A faithful copy of the listing below is needed, with its pictures left out.

::::::::

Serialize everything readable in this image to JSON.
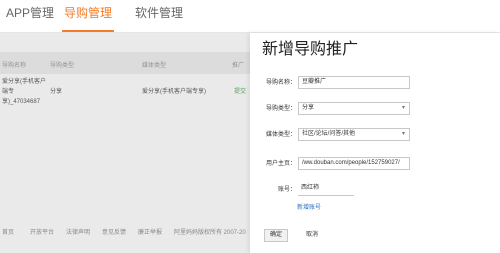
{
  "nav": {
    "tabs": [
      {
        "label": "APP管理",
        "active": false
      },
      {
        "label": "导购管理",
        "active": true
      },
      {
        "label": "软件管理",
        "active": false
      }
    ],
    "active_color": "#f47b2a"
  },
  "list": {
    "headers": [
      "导购名称",
      "导购类型",
      "媒体类型",
      "推广"
    ],
    "row": {
      "name_lines": [
        "爱分享(手机客户",
        "端专",
        "享)_47034687"
      ],
      "type": "分享",
      "media": "爱分享(手机客户端专享)",
      "action": "提交"
    }
  },
  "footer": {
    "items": [
      "首页",
      "开放平台",
      "法律声明",
      "意见反馈",
      "廉正举报",
      "阿里妈妈版权所有 2007-20"
    ]
  },
  "panel": {
    "title": "新增导购推广",
    "fields": [
      {
        "label": "导购名称：",
        "value": "豆瓣推广"
      },
      {
        "label": "导购类型：",
        "value": "分享"
      },
      {
        "label": "媒体类型：",
        "value": "社区/论坛/问答/其他"
      },
      {
        "label": "用户主页：",
        "value": "/ww.douban.com/people/152759027/"
      },
      {
        "label": "账号：",
        "value": "西红柿"
      }
    ],
    "add_account_link": "新增账号",
    "confirm_label": "确定",
    "cancel_label": "取消",
    "link_color": "#2f6fc3"
  }
}
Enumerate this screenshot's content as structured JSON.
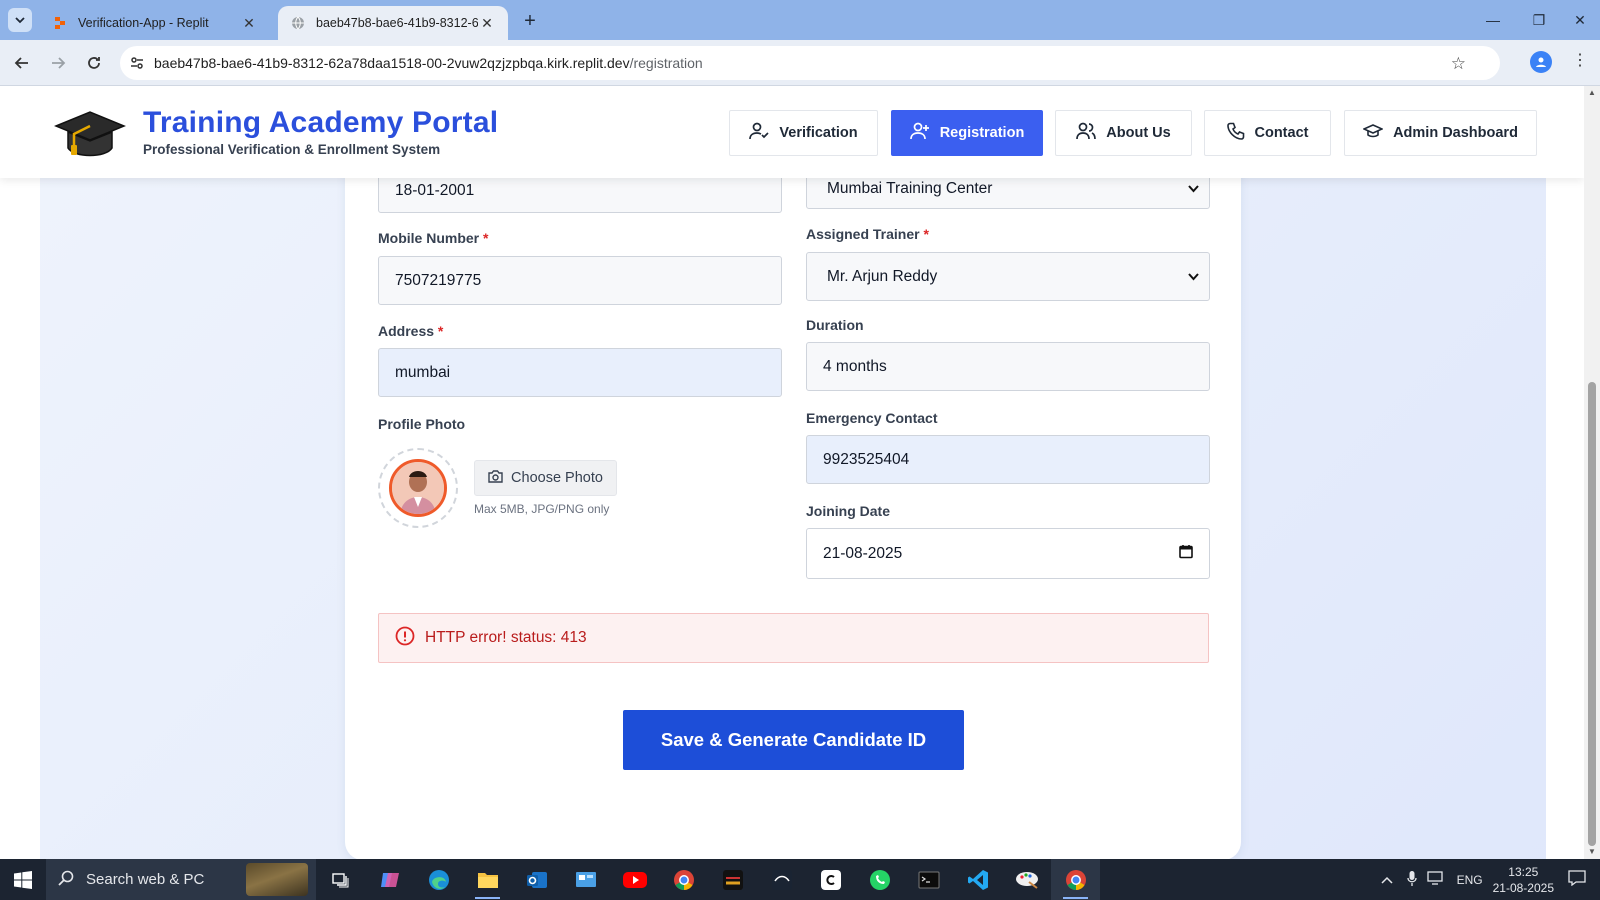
{
  "browser": {
    "tabs": [
      {
        "title": "Verification-App - Replit",
        "active": false
      },
      {
        "title": "baeb47b8-bae6-41b9-8312-62a78daa1518",
        "active": true
      }
    ],
    "url_host": "baeb47b8-bae6-41b9-8312-62a78daa1518-00-2vuw2qzjzpbqa.kirk.replit.dev",
    "url_path": "/registration"
  },
  "header": {
    "title": "Training Academy Portal",
    "subtitle": "Professional Verification & Enrollment System",
    "nav": [
      {
        "label": "Verification",
        "icon": "user-check-icon",
        "active": false
      },
      {
        "label": "Registration",
        "icon": "user-plus-icon",
        "active": true
      },
      {
        "label": "About Us",
        "icon": "users-icon",
        "active": false
      },
      {
        "label": "Contact",
        "icon": "phone-icon",
        "active": false
      },
      {
        "label": "Admin Dashboard",
        "icon": "graduation-cap-icon",
        "active": false
      }
    ]
  },
  "form": {
    "dob_value": "18-01-2001",
    "center_value": "Mumbai Training Center",
    "mobile_label": "Mobile Number",
    "mobile_value": "7507219775",
    "trainer_label": "Assigned Trainer",
    "trainer_value": "Mr. Arjun Reddy",
    "address_label": "Address",
    "address_value": "mumbai",
    "duration_label": "Duration",
    "duration_value": "4 months",
    "photo_label": "Profile Photo",
    "choose_photo": "Choose Photo",
    "photo_hint": "Max 5MB, JPG/PNG only",
    "emergency_label": "Emergency Contact",
    "emergency_value": "9923525404",
    "joining_label": "Joining Date",
    "joining_value": "21-08-2025",
    "required_mark": "*",
    "error_message": "HTTP error! status: 413",
    "submit_label": "Save & Generate Candidate ID"
  },
  "taskbar": {
    "search_placeholder": "Search web & PC",
    "language": "ENG",
    "time": "13:25",
    "date": "21-08-2025"
  },
  "colors": {
    "brand": "#2b4fdc",
    "active_nav": "#3b5ff0",
    "submit": "#1d4ed8",
    "error_text": "#b91c1c",
    "error_bg": "#fdf1f1"
  }
}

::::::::

- RESPONSE FOR THIS EXERCISE -
Serialize everything readable in this image to JSON.
{
  "nav": {
    "tabs": [
      {
        "label": "APP管理",
        "active": false
      },
      {
        "label": "导购管理",
        "active": true
      },
      {
        "label": "软件管理",
        "active": false
      }
    ],
    "active_color": "#f47b2a"
  },
  "list": {
    "headers": [
      "导购名称",
      "导购类型",
      "媒体类型",
      "推广"
    ],
    "row": {
      "name_lines": [
        "爱分享(手机客户",
        "端专",
        "享)_47034687"
      ],
      "type": "分享",
      "media": "爱分享(手机客户端专享)",
      "action": "提交"
    }
  },
  "footer": {
    "items": [
      "首页",
      "开放平台",
      "法律声明",
      "意见反馈",
      "廉正举报",
      "阿里妈妈版权所有 2007-20"
    ]
  },
  "panel": {
    "title": "新增导购推广",
    "fields": [
      {
        "label": "导购名称：",
        "value": "豆瓣推广"
      },
      {
        "label": "导购类型：",
        "value": "分享"
      },
      {
        "label": "媒体类型：",
        "value": "社区/论坛/问答/其他"
      },
      {
        "label": "用户主页：",
        "value": "/ww.douban.com/people/152759027/"
      },
      {
        "label": "账号：",
        "value": "西红柿"
      }
    ],
    "add_account_link": "新增账号",
    "confirm_label": "确定",
    "cancel_label": "取消",
    "link_color": "#2f6fc3"
  }
}
Enumerate this screenshot's content as structured JSON.
{
  "browser": {
    "tabs": [
      {
        "title": "Verification-App - Replit",
        "active": false
      },
      {
        "title": "baeb47b8-bae6-41b9-8312-62a78daa1518",
        "active": true
      }
    ],
    "url_host": "baeb47b8-bae6-41b9-8312-62a78daa1518-00-2vuw2qzjzpbqa.kirk.replit.dev",
    "url_path": "/registration"
  },
  "header": {
    "title": "Training Academy Portal",
    "subtitle": "Professional Verification & Enrollment System",
    "nav": [
      {
        "label": "Verification",
        "icon": "user-check-icon",
        "active": false
      },
      {
        "label": "Registration",
        "icon": "user-plus-icon",
        "active": true
      },
      {
        "label": "About Us",
        "icon": "users-icon",
        "active": false
      },
      {
        "label": "Contact",
        "icon": "phone-icon",
        "active": false
      },
      {
        "label": "Admin Dashboard",
        "icon": "graduation-cap-icon",
        "active": false
      }
    ]
  },
  "form": {
    "dob_value": "18-01-2001",
    "center_value": "Mumbai Training Center",
    "mobile_label": "Mobile Number",
    "mobile_value": "7507219775",
    "trainer_label": "Assigned Trainer",
    "trainer_value": "Mr. Arjun Reddy",
    "address_label": "Address",
    "address_value": "mumbai",
    "duration_label": "Duration",
    "duration_value": "4 months",
    "photo_label": "Profile Photo",
    "choose_photo": "Choose Photo",
    "photo_hint": "Max 5MB, JPG/PNG only",
    "emergency_label": "Emergency Contact",
    "emergency_value": "9923525404",
    "joining_label": "Joining Date",
    "joining_value": "21-08-2025",
    "required_mark": "*",
    "error_message": "HTTP error! status: 413",
    "submit_label": "Save & Generate Candidate ID"
  },
  "taskbar": {
    "search_placeholder": "Search web & PC",
    "language": "ENG",
    "time": "13:25",
    "date": "21-08-2025"
  },
  "colors": {
    "brand": "#2b4fdc",
    "active_nav": "#3b5ff0",
    "submit": "#1d4ed8",
    "error_text": "#b91c1c",
    "error_bg": "#fdf1f1"
  }
}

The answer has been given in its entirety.